UFC lightweight star Paddy Pimblett is an absurd amount above his fight weight at the moment, and that fact is nothing out of the norm for one of the fastest-rising fighters in the sport.
“The Baddy” has taken the MMA world by storm over the last couple of years as his brash and bold personality has been put under the UFC spotlight. And love him or hate him, Pimblett has delivered in a major way as a member of the UFC roster. The Englishman has competed three times inside the fabled Octagon, has victories in each fight, and earned early finishes every time. With the last two coming by submission.
The fight game is a results-based business and Pimblett has delivered the goods. As a competitor currently on a five-fight win streak, it is understandable for the 27-year-old to indulge in the fruits of his labor. However, Pimblett has quickly built a reputation as an athlete who indulges a bit too much and often blows up in weight between fights.
During a Wednesday appearance on the Steve O’s Wild Ride podcast (yes, the cast member of MTV series Jackass), Pimblett took to the scales for the cameras and weighed in at a stunning 206 pounds. “The Baddy” normally competes at 156 pounds — which includes a non-title bout grace pound. This means the super prospect weighs 50-pounds more than the weight he would be when he hits the scales the morning before a fight. Just like he just did only a month ago for his UFC London submission win over Jordan Leavitt.
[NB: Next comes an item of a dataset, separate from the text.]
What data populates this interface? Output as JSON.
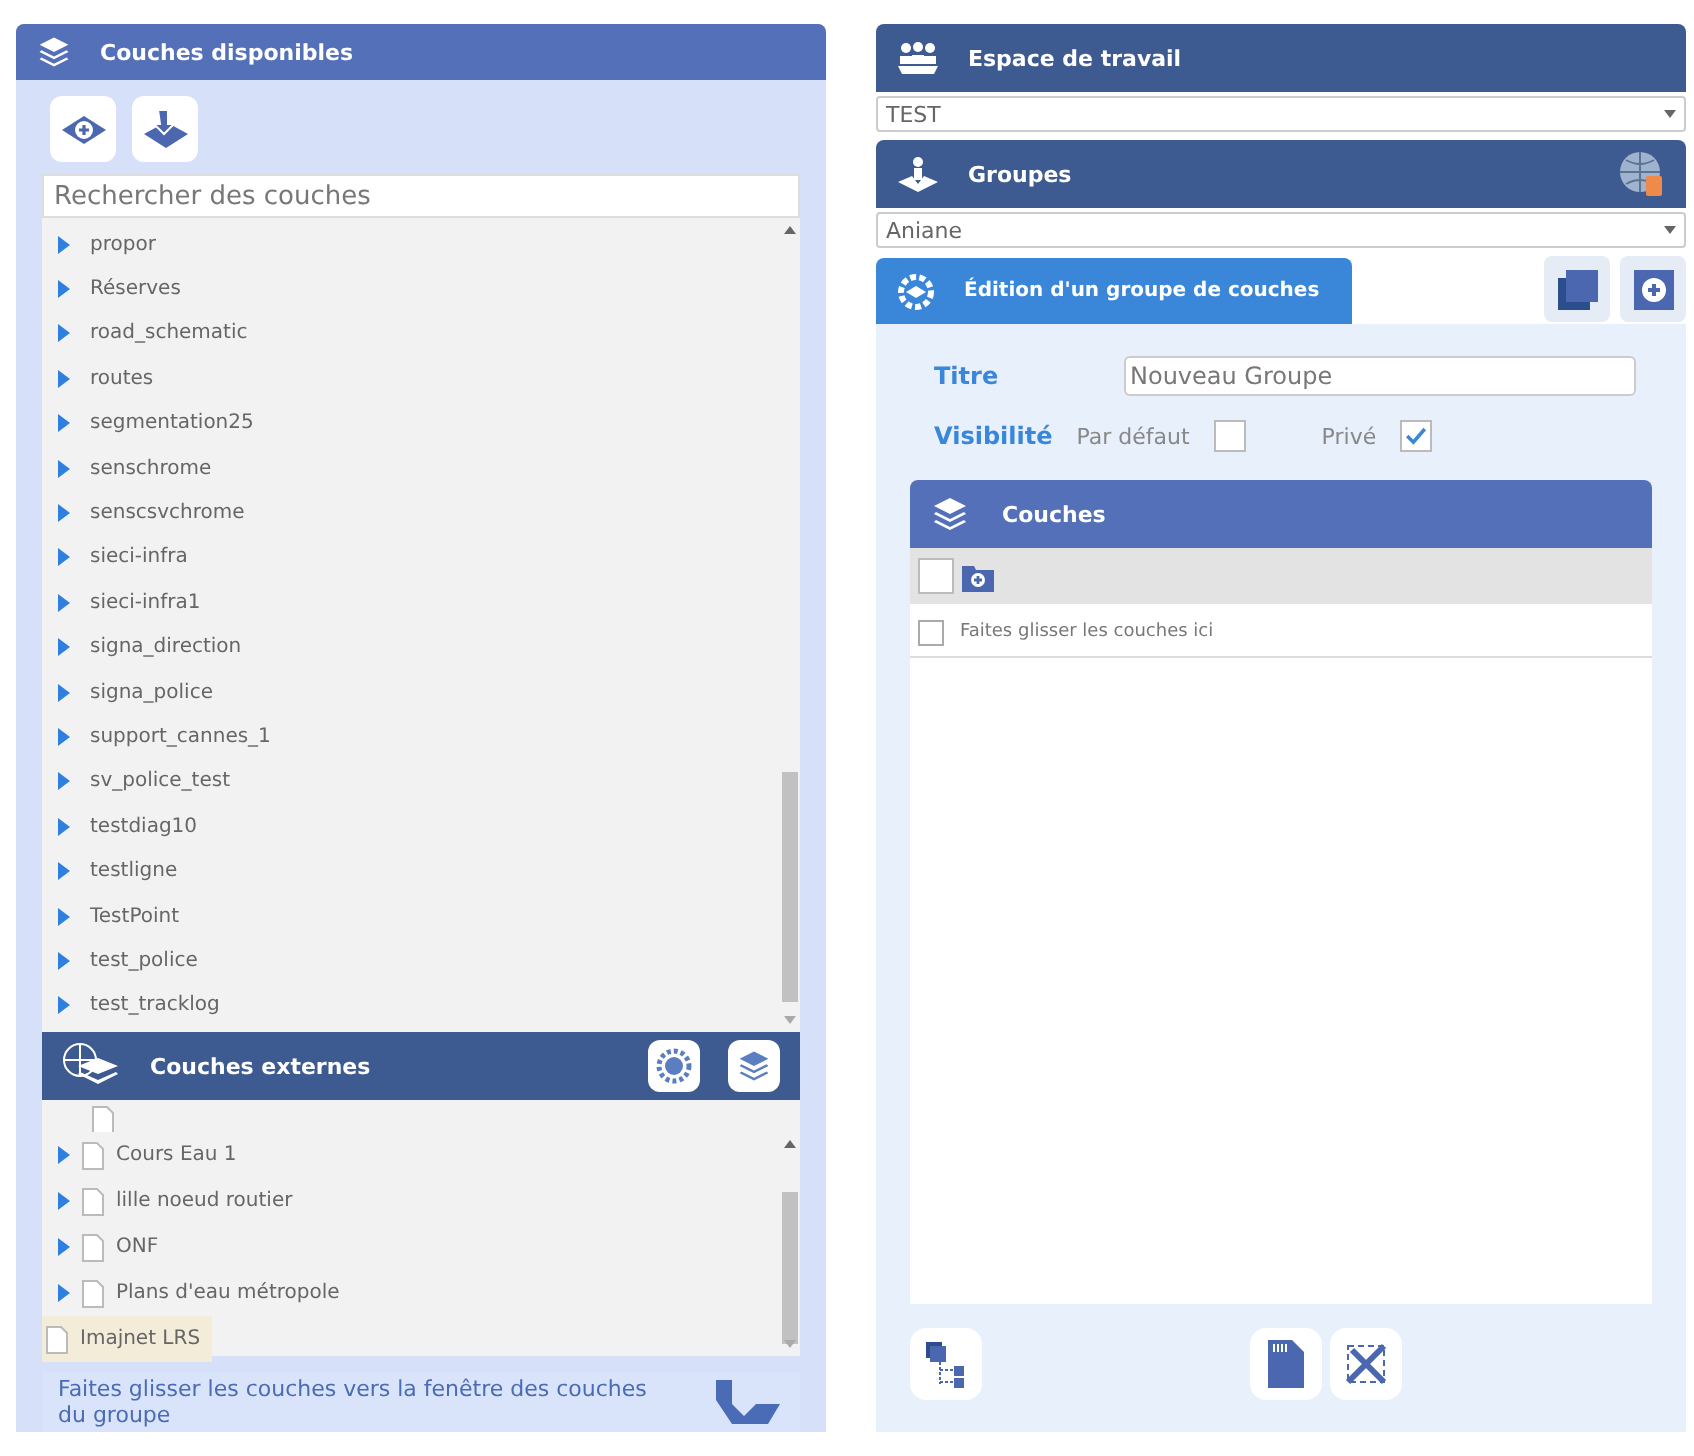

Why Paddy Pimblett’s weight gain is not good for him or the UFC
Fighters putting on a bunch of weight is not a shocking development in the cage fighting game. For example, former UFC light heavyweight champion Quinton “Rampage” Jackson often gained a great deal of weight in between bouts. He was also a great fighter who never reached his potential because of the lack of focus he had outside the cage. Paddy Pimblett is heading in a similar direction.
Weight-cutting is a major part of MMA and is often a key facet of fight camp. For some fighters, dropping pounds for their designated weight class is just a matter of cutting water weight, and the majority of that is done the week before the bout. However, for the athletes who put on too much weight from overindulging in delicious delights, the portion of fight camp dedicated to dropping those pounds ends up being more time-consuming than it should be.
Fighters grow and become better competitors when they put more minutes into sharpening their technical skills in the gym. However, if excess time is used to cut excess pounds then that is valuable hours lost and often means a fighter’s skills become a bit more stagnant. Which only helps opponents. Pimblett is hurting his chances of becoming an even bigger star in the sport by gaining so much weight after fights and not actually getting as much time as he needs to develop his skills.
- Paddy Pimblett record: 19-3 (6 knockouts, 9 submissions)
“The Baddy” could be setting himself up for a shocking defeat in the near future, just like Jackson had in his career by gaining excess lbs while out of fight camp.